Whatever appears in the records, write it out again exactly.

══ Entries shown ══

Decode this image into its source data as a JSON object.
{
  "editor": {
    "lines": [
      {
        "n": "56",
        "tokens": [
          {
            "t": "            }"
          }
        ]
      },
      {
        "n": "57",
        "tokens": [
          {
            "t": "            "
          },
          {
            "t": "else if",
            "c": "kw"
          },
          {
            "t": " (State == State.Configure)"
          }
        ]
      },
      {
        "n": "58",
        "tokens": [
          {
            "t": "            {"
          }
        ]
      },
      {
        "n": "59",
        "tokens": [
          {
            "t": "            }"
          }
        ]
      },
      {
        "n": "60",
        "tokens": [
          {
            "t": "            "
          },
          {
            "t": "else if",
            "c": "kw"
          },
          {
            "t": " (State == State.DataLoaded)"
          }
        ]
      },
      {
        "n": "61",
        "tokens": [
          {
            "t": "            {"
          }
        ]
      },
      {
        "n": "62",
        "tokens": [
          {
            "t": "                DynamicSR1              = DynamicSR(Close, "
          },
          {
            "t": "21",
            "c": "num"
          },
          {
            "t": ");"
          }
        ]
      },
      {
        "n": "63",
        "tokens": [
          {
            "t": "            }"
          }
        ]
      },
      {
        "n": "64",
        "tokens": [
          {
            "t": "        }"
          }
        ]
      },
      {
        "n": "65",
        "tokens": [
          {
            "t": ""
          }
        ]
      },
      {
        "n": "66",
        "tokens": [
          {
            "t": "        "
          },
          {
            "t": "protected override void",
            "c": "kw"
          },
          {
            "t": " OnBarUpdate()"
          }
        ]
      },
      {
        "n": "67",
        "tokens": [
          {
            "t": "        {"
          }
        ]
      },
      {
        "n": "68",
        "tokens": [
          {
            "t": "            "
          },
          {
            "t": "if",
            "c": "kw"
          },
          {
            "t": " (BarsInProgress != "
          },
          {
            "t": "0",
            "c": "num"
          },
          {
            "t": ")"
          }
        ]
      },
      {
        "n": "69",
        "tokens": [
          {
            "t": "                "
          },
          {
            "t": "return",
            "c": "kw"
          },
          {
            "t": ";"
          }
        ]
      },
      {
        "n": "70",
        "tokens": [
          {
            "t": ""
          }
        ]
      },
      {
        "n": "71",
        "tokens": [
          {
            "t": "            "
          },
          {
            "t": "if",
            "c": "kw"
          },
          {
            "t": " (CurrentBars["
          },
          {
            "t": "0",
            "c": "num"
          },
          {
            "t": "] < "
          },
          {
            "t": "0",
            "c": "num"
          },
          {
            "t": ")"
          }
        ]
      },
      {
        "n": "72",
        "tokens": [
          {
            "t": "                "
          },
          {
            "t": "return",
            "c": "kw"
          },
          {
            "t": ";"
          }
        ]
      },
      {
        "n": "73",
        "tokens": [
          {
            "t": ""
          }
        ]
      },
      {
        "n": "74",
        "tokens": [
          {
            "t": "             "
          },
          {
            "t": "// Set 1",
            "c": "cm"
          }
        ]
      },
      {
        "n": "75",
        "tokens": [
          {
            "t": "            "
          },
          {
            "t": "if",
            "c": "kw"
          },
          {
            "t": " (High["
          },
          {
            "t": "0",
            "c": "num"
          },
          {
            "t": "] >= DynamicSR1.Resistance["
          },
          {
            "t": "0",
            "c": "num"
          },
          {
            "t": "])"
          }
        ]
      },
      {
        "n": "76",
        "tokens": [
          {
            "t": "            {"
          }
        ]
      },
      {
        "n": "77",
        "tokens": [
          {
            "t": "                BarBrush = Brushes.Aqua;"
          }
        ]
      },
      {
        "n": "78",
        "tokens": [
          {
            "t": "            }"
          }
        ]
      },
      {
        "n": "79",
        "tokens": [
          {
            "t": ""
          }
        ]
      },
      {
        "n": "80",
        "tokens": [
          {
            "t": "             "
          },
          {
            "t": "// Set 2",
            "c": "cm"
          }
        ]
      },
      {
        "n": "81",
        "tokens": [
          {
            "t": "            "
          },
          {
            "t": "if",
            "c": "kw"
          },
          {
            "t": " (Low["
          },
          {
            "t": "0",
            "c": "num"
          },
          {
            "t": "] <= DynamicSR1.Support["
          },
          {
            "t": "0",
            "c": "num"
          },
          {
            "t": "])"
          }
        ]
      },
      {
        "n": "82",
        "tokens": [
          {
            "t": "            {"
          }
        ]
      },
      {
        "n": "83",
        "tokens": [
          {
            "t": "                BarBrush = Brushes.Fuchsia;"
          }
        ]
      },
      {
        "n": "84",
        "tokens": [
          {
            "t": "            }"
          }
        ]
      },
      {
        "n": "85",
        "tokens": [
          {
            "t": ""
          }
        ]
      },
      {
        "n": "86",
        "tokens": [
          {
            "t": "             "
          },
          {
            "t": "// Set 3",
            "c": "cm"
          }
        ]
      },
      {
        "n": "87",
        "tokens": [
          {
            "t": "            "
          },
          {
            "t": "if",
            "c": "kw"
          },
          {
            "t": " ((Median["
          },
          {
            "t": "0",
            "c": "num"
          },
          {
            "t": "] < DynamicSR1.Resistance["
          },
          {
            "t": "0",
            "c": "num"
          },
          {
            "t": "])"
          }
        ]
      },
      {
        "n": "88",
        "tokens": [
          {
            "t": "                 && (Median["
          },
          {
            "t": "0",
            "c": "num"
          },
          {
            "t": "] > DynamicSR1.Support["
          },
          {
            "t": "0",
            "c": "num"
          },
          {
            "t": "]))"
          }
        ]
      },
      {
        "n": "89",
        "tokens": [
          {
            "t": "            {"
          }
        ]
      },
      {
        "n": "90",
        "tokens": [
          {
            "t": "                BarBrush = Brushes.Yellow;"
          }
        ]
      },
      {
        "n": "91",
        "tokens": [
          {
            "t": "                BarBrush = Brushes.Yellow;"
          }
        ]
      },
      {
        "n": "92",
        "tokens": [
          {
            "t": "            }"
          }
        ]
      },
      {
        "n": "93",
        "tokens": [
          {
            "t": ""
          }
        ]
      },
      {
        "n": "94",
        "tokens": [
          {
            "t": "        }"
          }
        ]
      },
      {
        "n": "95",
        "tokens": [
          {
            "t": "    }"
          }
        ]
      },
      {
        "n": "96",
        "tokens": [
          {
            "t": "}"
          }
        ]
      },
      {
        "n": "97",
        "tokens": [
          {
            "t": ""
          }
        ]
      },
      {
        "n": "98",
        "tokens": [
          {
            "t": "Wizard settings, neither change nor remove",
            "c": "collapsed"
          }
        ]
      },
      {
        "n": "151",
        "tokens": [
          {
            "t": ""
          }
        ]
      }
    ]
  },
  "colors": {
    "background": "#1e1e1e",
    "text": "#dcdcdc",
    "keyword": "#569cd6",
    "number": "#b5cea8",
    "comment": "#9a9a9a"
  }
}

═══

» Your response
Decode this image into its source data as a JSON object.
{
  "editor": {
    "lines": [
      {
        "n": "56",
        "tokens": [
          {
            "t": "            }"
          }
        ]
      },
      {
        "n": "57",
        "tokens": [
          {
            "t": "            "
          },
          {
            "t": "else if",
            "c": "kw"
          },
          {
            "t": " (State == State.Configure)"
          }
        ]
      },
      {
        "n": "58",
        "tokens": [
          {
            "t": "            {"
          }
        ]
      },
      {
        "n": "59",
        "tokens": [
          {
            "t": "            }"
          }
        ]
      },
      {
        "n": "60",
        "tokens": [
          {
            "t": "            "
          },
          {
            "t": "else if",
            "c": "kw"
          },
          {
            "t": " (State == State.DataLoaded)"
          }
        ]
      },
      {
        "n": "61",
        "tokens": [
          {
            "t": "            {"
          }
        ]
      },
      {
        "n": "62",
        "tokens": [
          {
            "t": "                DynamicSR1              = DynamicSR(Close, "
          },
          {
            "t": "21",
            "c": "num"
          },
          {
            "t": ");"
          }
        ]
      },
      {
        "n": "63",
        "tokens": [
          {
            "t": "            }"
          }
        ]
      },
      {
        "n": "64",
        "tokens": [
          {
            "t": "        }"
          }
        ]
      },
      {
        "n": "65",
        "tokens": [
          {
            "t": ""
          }
        ]
      },
      {
        "n": "66",
        "tokens": [
          {
            "t": "        "
          },
          {
            "t": "protected override void",
            "c": "kw"
          },
          {
            "t": " OnBarUpdate()"
          }
        ]
      },
      {
        "n": "67",
        "tokens": [
          {
            "t": "        {"
          }
        ]
      },
      {
        "n": "68",
        "tokens": [
          {
            "t": "            "
          },
          {
            "t": "if",
            "c": "kw"
          },
          {
            "t": " (BarsInProgress != "
          },
          {
            "t": "0",
            "c": "num"
          },
          {
            "t": ")"
          }
        ]
      },
      {
        "n": "69",
        "tokens": [
          {
            "t": "                "
          },
          {
            "t": "return",
            "c": "kw"
          },
          {
            "t": ";"
          }
        ]
      },
      {
        "n": "70",
        "tokens": [
          {
            "t": ""
          }
        ]
      },
      {
        "n": "71",
        "tokens": [
          {
            "t": "            "
          },
          {
            "t": "if",
            "c": "kw"
          },
          {
            "t": " (CurrentBars["
          },
          {
            "t": "0",
            "c": "num"
          },
          {
            "t": "] < "
          },
          {
            "t": "0",
            "c": "num"
          },
          {
            "t": ")"
          }
        ]
      },
      {
        "n": "72",
        "tokens": [
          {
            "t": "                "
          },
          {
            "t": "return",
            "c": "kw"
          },
          {
            "t": ";"
          }
        ]
      },
      {
        "n": "73",
        "tokens": [
          {
            "t": ""
          }
        ]
      },
      {
        "n": "74",
        "tokens": [
          {
            "t": "             "
          },
          {
            "t": "// Set 1",
            "c": "cm"
          }
        ]
      },
      {
        "n": "75",
        "tokens": [
          {
            "t": "            "
          },
          {
            "t": "if",
            "c": "kw"
          },
          {
            "t": " (High["
          },
          {
            "t": "0",
            "c": "num"
          },
          {
            "t": "] >= DynamicSR1.Resistance["
          },
          {
            "t": "0",
            "c": "num"
          },
          {
            "t": "])"
          }
        ]
      },
      {
        "n": "76",
        "tokens": [
          {
            "t": "            {"
          }
        ]
      },
      {
        "n": "77",
        "tokens": [
          {
            "t": "                BarBrush = Brushes.Aqua;"
          }
        ]
      },
      {
        "n": "78",
        "tokens": [
          {
            "t": "            }"
          }
        ]
      },
      {
        "n": "79",
        "tokens": [
          {
            "t": ""
          }
        ]
      },
      {
        "n": "80",
        "tokens": [
          {
            "t": "             "
          },
          {
            "t": "// Set 2",
            "c": "cm"
          }
        ]
      },
      {
        "n": "81",
        "tokens": [
          {
            "t": "            "
          },
          {
            "t": "if",
            "c": "kw"
          },
          {
            "t": " (Low["
          },
          {
            "t": "0",
            "c": "num"
          },
          {
            "t": "] <= DynamicSR1.Support["
          },
          {
            "t": "0",
            "c": "num"
          },
          {
            "t": "])"
          }
        ]
      },
      {
        "n": "82",
        "tokens": [
          {
            "t": "            {"
          }
        ]
      },
      {
        "n": "83",
        "tokens": [
          {
            "t": "                BarBrush = Brushes.Fuchsia;"
          }
        ]
      },
      {
        "n": "84",
        "tokens": [
          {
            "t": "            }"
          }
        ]
      },
      {
        "n": "85",
        "tokens": [
          {
            "t": ""
          }
        ]
      },
      {
        "n": "86",
        "tokens": [
          {
            "t": "             "
          },
          {
            "t": "// Set 3",
            "c": "cm"
          }
        ]
      },
      {
        "n": "87",
        "tokens": [
          {
            "t": "            "
          },
          {
            "t": "if",
            "c": "kw"
          },
          {
            "t": " ((Median["
          },
          {
            "t": "0",
            "c": "num"
          },
          {
            "t": "] < DynamicSR1.Resistance["
          },
          {
            "t": "0",
            "c": "num"
          },
          {
            "t": "])"
          }
        ]
      },
      {
        "n": "88",
        "tokens": [
          {
            "t": "                 && (Median["
          },
          {
            "t": "0",
            "c": "num"
          },
          {
            "t": "] > DynamicSR1.Support["
          },
          {
            "t": "0",
            "c": "num"
          },
          {
            "t": "]))"
          }
        ]
      },
      {
        "n": "89",
        "tokens": [
          {
            "t": "            {"
          }
        ]
      },
      {
        "n": "90",
        "tokens": [
          {
            "t": "                BarBrush = Brushes.Yellow;"
          }
        ]
      },
      {
        "n": "91",
        "tokens": [
          {
            "t": "                BarBrush = Brushes.Yellow;"
          }
        ]
      },
      {
        "n": "92",
        "tokens": [
          {
            "t": "            }"
          }
        ]
      },
      {
        "n": "93",
        "tokens": [
          {
            "t": ""
          }
        ]
      },
      {
        "n": "94",
        "tokens": [
          {
            "t": "        }"
          }
        ]
      },
      {
        "n": "95",
        "tokens": [
          {
            "t": "    }"
          }
        ]
      },
      {
        "n": "96",
        "tokens": [
          {
            "t": "}"
          }
        ]
      },
      {
        "n": "97",
        "tokens": [
          {
            "t": ""
          }
        ]
      },
      {
        "n": "98",
        "tokens": [
          {
            "t": "Wizard settings, neither change nor remove",
            "c": "collapsed"
          }
        ]
      },
      {
        "n": "151",
        "tokens": [
          {
            "t": ""
          }
        ]
      }
    ]
  },
  "colors": {
    "background": "#1e1e1e",
    "text": "#dcdcdc",
    "keyword": "#569cd6",
    "number": "#b5cea8",
    "comment": "#9a9a9a"
  }
}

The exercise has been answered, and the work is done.